ST. JOHNSBURY -- Four years ago Beth Choiniere, assistant headmaster for campus life at St. Johnsbury Academy, created a Student Leadership Academy to teach students entering leadership positions the skills they needed to create highly functioning organizations. Student leaders participated in a series of workshops and conversations designed to develop core covenants and understand the underlying principles of highly successful teams.
According to Choiniere, "We wanted returning and incoming students to experience to what it was like to be on a great team. So we applied those principles to our campus life program."
The program has been refined annually since that first year to make sure it continues to meet the needs of a rapidly changing world while keeping its roots in the Academy's values and traditions.
This year the Academy's campus life team chose to take a different approach and focused on creating "servant leaders." According to Charlotte Morse and Sarah O'Reilly, members of the Class of 2013 and president and vice president of the Academy's National Honor Society, a servant leaders is "someone who works to serve others, is a good listener, and is committed to helping new students feel comfortable. A servant leader doesn't have a personal leadership agenda. She is about helping others."

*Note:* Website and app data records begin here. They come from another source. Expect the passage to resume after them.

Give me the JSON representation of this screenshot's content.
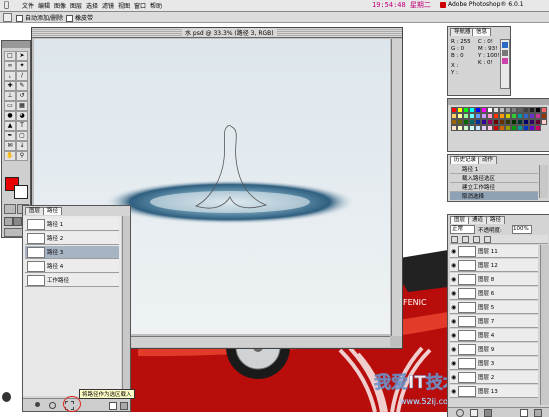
{
  "menubar": {
    "apple_icon": "apple-icon",
    "items": [
      "文件",
      "编辑",
      "图像",
      "图层",
      "选择",
      "滤镜",
      "视图",
      "窗口",
      "帮助"
    ],
    "clock": "19:54:48 星期二",
    "app_name": "Adobe Photoshop® 6.0.1"
  },
  "options_bar": {
    "options": [
      "自动添加/删除",
      "橡皮带"
    ]
  },
  "document": {
    "title": "水 psd @ 33.3% (路径 3, RGB)"
  },
  "navigator": {
    "tabs": [
      "导航器",
      "信息"
    ],
    "readouts": [
      {
        "label": "R :",
        "value": "255"
      },
      {
        "label": "G :",
        "value": "0"
      },
      {
        "label": "B :",
        "value": "0"
      },
      {
        "label": "X :",
        "value": ""
      },
      {
        "label": "Y :",
        "value": ""
      }
    ],
    "cmyk": [
      {
        "label": "C :",
        "value": "0!"
      },
      {
        "label": "M :",
        "value": "93!"
      },
      {
        "label": "Y :",
        "value": "100!"
      },
      {
        "label": "K :",
        "value": "0!"
      }
    ]
  },
  "swatches": {
    "colors": [
      "#ff0000",
      "#ffff00",
      "#00ff00",
      "#00ffff",
      "#0000ff",
      "#ff00ff",
      "#ffffff",
      "#e0e0e0",
      "#c0c0c0",
      "#a0a0a0",
      "#808080",
      "#606060",
      "#404040",
      "#202020",
      "#000000",
      "#ff6666",
      "#ffcc66",
      "#ffff99",
      "#99ff99",
      "#66ffff",
      "#6699ff",
      "#cc99ff",
      "#ff99cc",
      "#ff3300",
      "#ff9900",
      "#cccc00",
      "#33cc33",
      "#009999",
      "#3366cc",
      "#6633cc",
      "#cc3399",
      "#993300",
      "#996600",
      "#666600",
      "#006600",
      "#006666",
      "#003399",
      "#330099",
      "#990066",
      "#660000",
      "#663300",
      "#333300",
      "#003300",
      "#003333",
      "#000066",
      "#330066",
      "#660033",
      "#ffcccc",
      "#ffe5cc",
      "#ffffcc",
      "#ccffcc",
      "#ccffff",
      "#cce5ff",
      "#e5ccff",
      "#ffcce5",
      "#cc0000",
      "#cc6600",
      "#999900",
      "#009900",
      "#009999",
      "#0033cc",
      "#6600cc",
      "#cc0066"
    ]
  },
  "history": {
    "tabs": [
      "历史记录",
      "动作"
    ],
    "items": [
      "路径 1",
      "载入路径选区",
      "建立工作路径",
      "取消选择"
    ]
  },
  "layers": {
    "tabs": [
      "图层",
      "通道",
      "路径"
    ],
    "mode": "正常",
    "opacity_label": "不透明度:",
    "opacity": "100%",
    "items": [
      "图层 11",
      "图层 12",
      "图层 8",
      "图层 6",
      "图层 5",
      "图层 7",
      "图层 4",
      "图层 9",
      "图层 3",
      "图层 2",
      "图层 13"
    ]
  },
  "paths": {
    "tabs": [
      "图层",
      "路径"
    ],
    "items": [
      "路径 1",
      "路径 2",
      "路径 3",
      "路径 4",
      "工作路径"
    ],
    "selected_index": 2,
    "tooltip": "将路径作为选区载入"
  },
  "watermark": {
    "brand": "我爱IT技术网",
    "domain": "www.52ij.com"
  },
  "car": {
    "badge": "FENIC"
  }
}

Choiniere notes, "The idea of servant leadership is in line with a long standing tradition at the Academy of students finding ways to leave this place better than they found it, and these leaders take pride in how the opening for the school year sets the tone for what is to come."

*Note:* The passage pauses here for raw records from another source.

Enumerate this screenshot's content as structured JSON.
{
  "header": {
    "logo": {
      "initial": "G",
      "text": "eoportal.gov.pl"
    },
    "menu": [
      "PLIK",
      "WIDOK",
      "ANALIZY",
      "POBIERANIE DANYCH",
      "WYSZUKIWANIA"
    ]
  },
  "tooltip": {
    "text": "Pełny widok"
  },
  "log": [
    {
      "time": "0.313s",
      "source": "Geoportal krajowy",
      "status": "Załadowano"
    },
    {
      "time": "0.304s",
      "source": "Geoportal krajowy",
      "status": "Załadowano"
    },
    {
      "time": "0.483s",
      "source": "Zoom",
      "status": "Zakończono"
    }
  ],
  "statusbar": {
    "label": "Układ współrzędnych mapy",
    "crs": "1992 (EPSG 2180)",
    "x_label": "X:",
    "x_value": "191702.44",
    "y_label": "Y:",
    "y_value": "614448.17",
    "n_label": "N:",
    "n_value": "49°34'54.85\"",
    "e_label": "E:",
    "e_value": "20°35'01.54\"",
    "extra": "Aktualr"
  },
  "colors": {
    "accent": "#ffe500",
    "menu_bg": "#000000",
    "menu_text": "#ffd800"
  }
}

To help ensure the program's success, Choiniere enlisted the services of David Kelly to be the keynote presenter for the program. A leading authority on student leadership and community service on college campuses, Kelly encouraged the students to develop their leadership by focusing on goal setting, communication, and commitment. He also asked the students to recognize that leadership comes in many forms, and suggested they take particular interest in developing the "quiet leaders," reminding them to inspire the students to "take risks when the stakes are not so high."